Review: Rocky Lawrence brought his ghost to jazz fest
11:56 PM, Jun 26, 2013
Go deeper on digitalWeve got all the information you need from previews and critics picks to reviews and videos of performers at at Democratand
Chronicle.com/Jazz. Join the conversation on Twitter by using the #RocJazz hashtag.
Ghosts arrive at every jazz fest on the same planes and tour buses as the musicians. Rocky Lawrence just spends a little more time introducing them to his audience. “I like to say I make my living because of a dead 27-year-old kid from Mississippi,” he said.
That kid would be Robert Johnson. Blues icon.
Playing two packed shows at The Little Wednesday night at the Xerox Rochester International Jazz Festival, Lawrence has more than a fedora and awesome black-and-white patent leather shoes as his pedigree to the blues. Over the years, he’s played with three of Johnson’s peers who managed to make it into old-blues age: Hubert Sumlin, Honeyboy Edwards and Robert Lockwood Jr. “By proxy, that makes Robert Johnson my great-grandfather,” Lawrence told the crowd at the second show. “I tell myself, ‘For a poor black child from New Haven, Conn., you did OK.’ “
Describing himself as “a reefer-smoking, scotch drinkin’ bluesman,” Lawrence has selected an elusive role model in Johnson. He died young, and only one photo, and maybe a disputed second, exist. We know cigarettes, whiskey and women were a part of the story.
He did “Love in Vain,” which you may know as a Rolling Stones song, but was actually written by Robert Johnson. And Lawrence does his own songs, like “Katrina,” which he notes was “the third-worst natural disaster” in American history. And since his second set was quite different from the first, he meandered over to a Christmas piece that he wrote, “Santy Claus,” kind of a “Rodney King, can’t we all just get along” thing. “I prayed to ‘em all all, might as well try Santa Clause. I just like to see everybody happy. A little peace.”
But there’s little peace for most bluesmen. When his woman boots him out of the house, he takes his Robert Johnson suit, his cat and his iPad. “I’m a modern bluesman,” he said.
Today’s jazz haiku
Is that you Robert?
Throwin’ down poison whiskey
Leavin’ a good corpse
A dangerous cocktail
Eyes closed, hands clasped, shaking and nodding her head, the slightest of smiles crossing her face, Gretchen Parlato took subtlety to a new level. That may not seem like we’re saying much since, linguistically speaking, subtlety’s levels are quite limited. But those who packed Kilbourn Hall came for just such a singer, one whose phrasing was a breath of thoughtful melancholy. That’s when you lean forward to listen.

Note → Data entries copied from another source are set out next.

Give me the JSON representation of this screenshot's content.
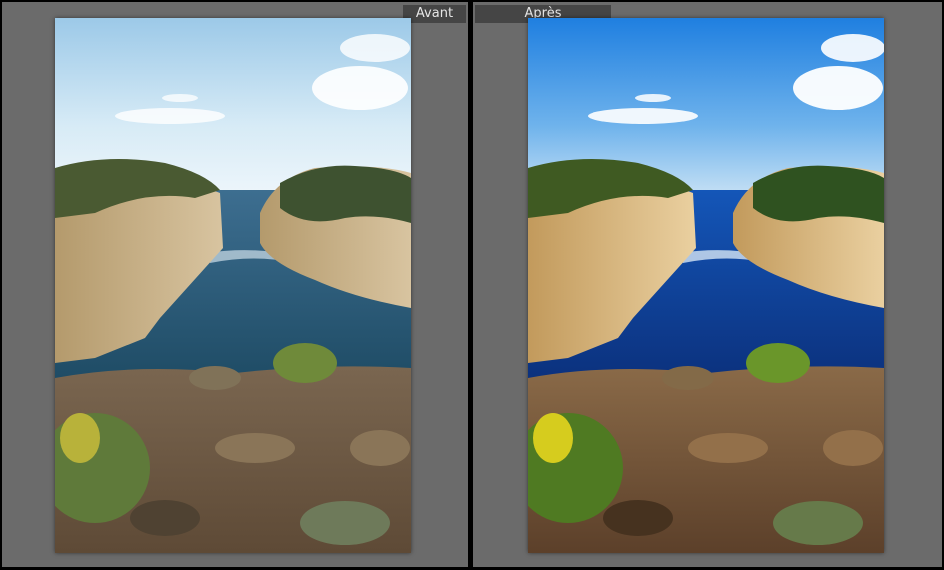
{
  "compare_view": {
    "before": {
      "label": "Avant"
    },
    "after": {
      "label": "Après"
    }
  },
  "colors": {
    "canvas": "#6b6b6b",
    "divider": "#000000",
    "label_bg": "#454545",
    "label_text": "#e6e6e6"
  }
}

On Day 6 of the Xerox Rochester International Jazz Festival of 95 Percent Female Singers, Parlato’s charm was unexpectedly woven from the same kind of gentle fragility as the folk-pop singer Suzanne Vega. Sometimes a phrase soared, but Parlato has not seen the industry memo entitled “Oversinging Your Way to Stardom.”
Accompanied by piano, bass and drums, which sometimes broke free to push Parlato to vocal heights, the set list ranged from Simply Red’s ’80s hit “Holding Back the Years” to Herbie Hancock’s “Butterfly.” Pianist Taylor Eigsti reached inside the piano I’ve been seeing a lot of this rebelliousness at the festival and ran his water bottle along the strings, producing spidery notes.

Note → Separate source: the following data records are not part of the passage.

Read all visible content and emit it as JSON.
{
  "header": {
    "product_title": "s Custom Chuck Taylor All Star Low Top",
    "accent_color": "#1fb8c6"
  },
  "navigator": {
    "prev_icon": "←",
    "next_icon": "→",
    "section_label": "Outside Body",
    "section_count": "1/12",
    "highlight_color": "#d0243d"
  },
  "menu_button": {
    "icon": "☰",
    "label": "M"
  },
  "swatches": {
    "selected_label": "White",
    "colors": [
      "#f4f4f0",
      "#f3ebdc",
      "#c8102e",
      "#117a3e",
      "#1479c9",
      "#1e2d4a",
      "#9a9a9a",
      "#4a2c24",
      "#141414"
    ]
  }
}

Parlato resorted to occasional hand claps and fluttering vocalese, and showed an interest in accompanying herself with exotic percussion, including a set of wicker shakers that she handled slowly and seductively, as though she were mixing a dangerous cocktail.
Sax, rap and iPhone
The sound at Christ Church didn’t seem to be up to what Soweto Kinch was throwing at his audience. It was a lot: avant-garde alto sax, rap and lyric poetry that was a bit of a throwback to Gil Scott-Heron. Sure, there was a steady stream of veteran jazz lovers politely leaving with that “We gave it a shot” look. But accompanied by bass and drums, he was a hip-hop version of a night at a ’50s beatnik coffeehouse.
Near the end of his first set, Kinch called for the audience to call out words starting with each letter of the word “festival.” They gave him festering, ecstatic, severe, trouble, ignorance, valiant, angry, lyrical, which he then freestyle rapped while eying the list he had discreetly typed on his iPhone.